Carrianne Leung talks about writing friendship and community rather than the ‘immigrant story’

On Feb. 11, the 2019-20 Canadian Writers in Person Lecture Series presented author Carrianne Leung, reading from her collection of short stories That Time I Loved You. York University Teaching Assistant Dana Patrascu-Kingsley sent the following report to YFile.

Carrianne Leung visited York University on Feb. 11 as part of the Canadian Writers in Person reading series. She talked about her collection of linked short stories, That Time I Loved You.

Carrianne Leung

Set in 1970s Scarborough, That Time I Loved You is about “settlement in the suburbs,” said Leung. She remarked that Scarborough is often portrayed in the media as a criminalized and racialized space, and she wanted to portray it how she remembers it being when she was growing up there.

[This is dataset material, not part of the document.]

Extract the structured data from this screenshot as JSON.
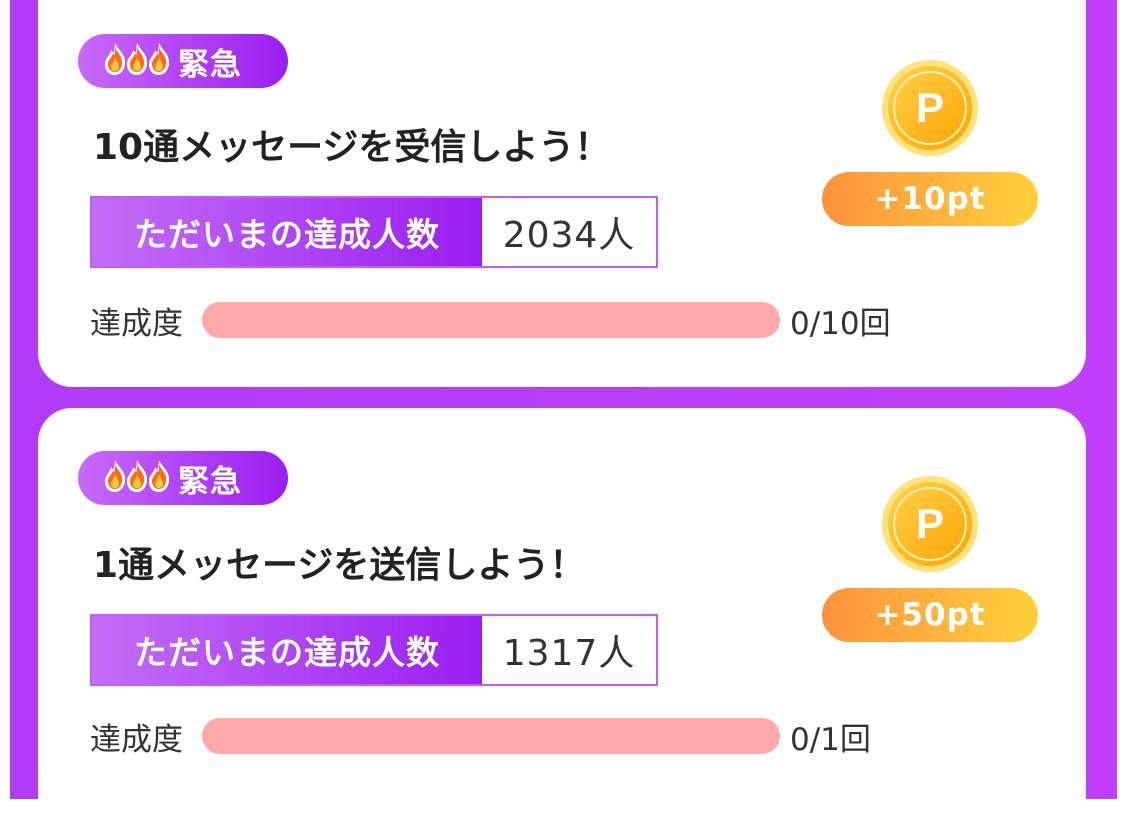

Leung said she did not want to write ‘immigrant literature’ about a new immigrant overcoming adversity and making it in Canada. Instead, she said “I wanted to portray what it means to be together—all of us in this space. I wanted to talk about surprises and the kind of friendships that form among people here.”

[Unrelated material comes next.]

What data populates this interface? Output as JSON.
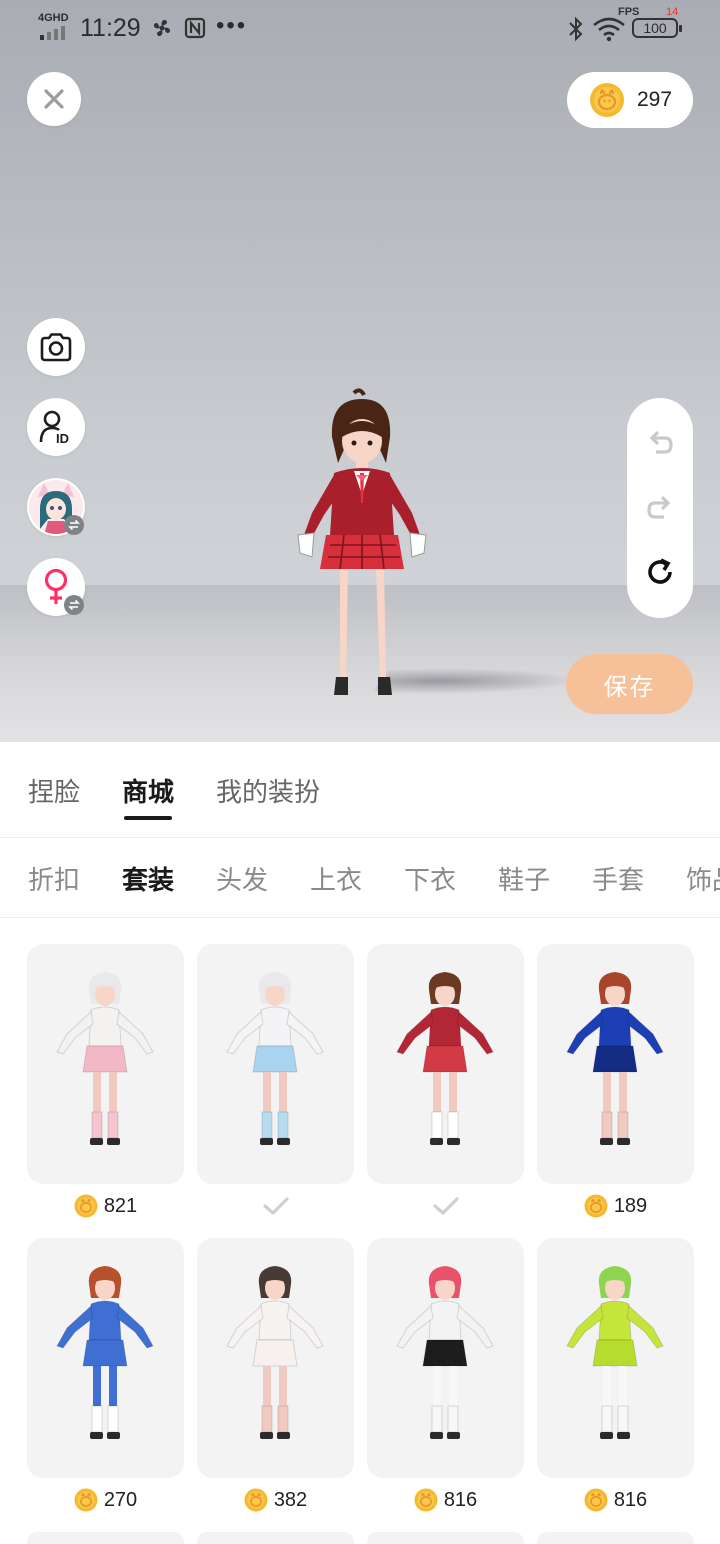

The book’s beginning was when Leung wrote a story titled “Grass,” which she thought initially would grow into a novel. She said that she was then “inspired by the way stories can produce different gazes of events,” and ended up writing a collection of linked stories instead. “When you’re writing, you can’t dictate the form. The story will show you the form.

“I’m the kind of writer who discovers while writing,” Leung said. “When I’m writing, I don’t often know what will happen. The characters dictate what happens.”

That Time I Loved You allows the reader to get close to a number of characters and get a glimpse into their lives in a Scarborough new subdivision with its promises and its hidden sadness.

The next writer to visit York as part of the Canadian Writers in Person reading series is E. Martin Nolan with the collection of poems Still Point, on March 3.

Readings are free and open to any member of the public. For more information, contact Professor Leslie Sanders at or Professor Gail Vanstone at All readings are held Tuesdays from 7 to 9 p.m. in room 206, Accolade West Building, Keele Campus.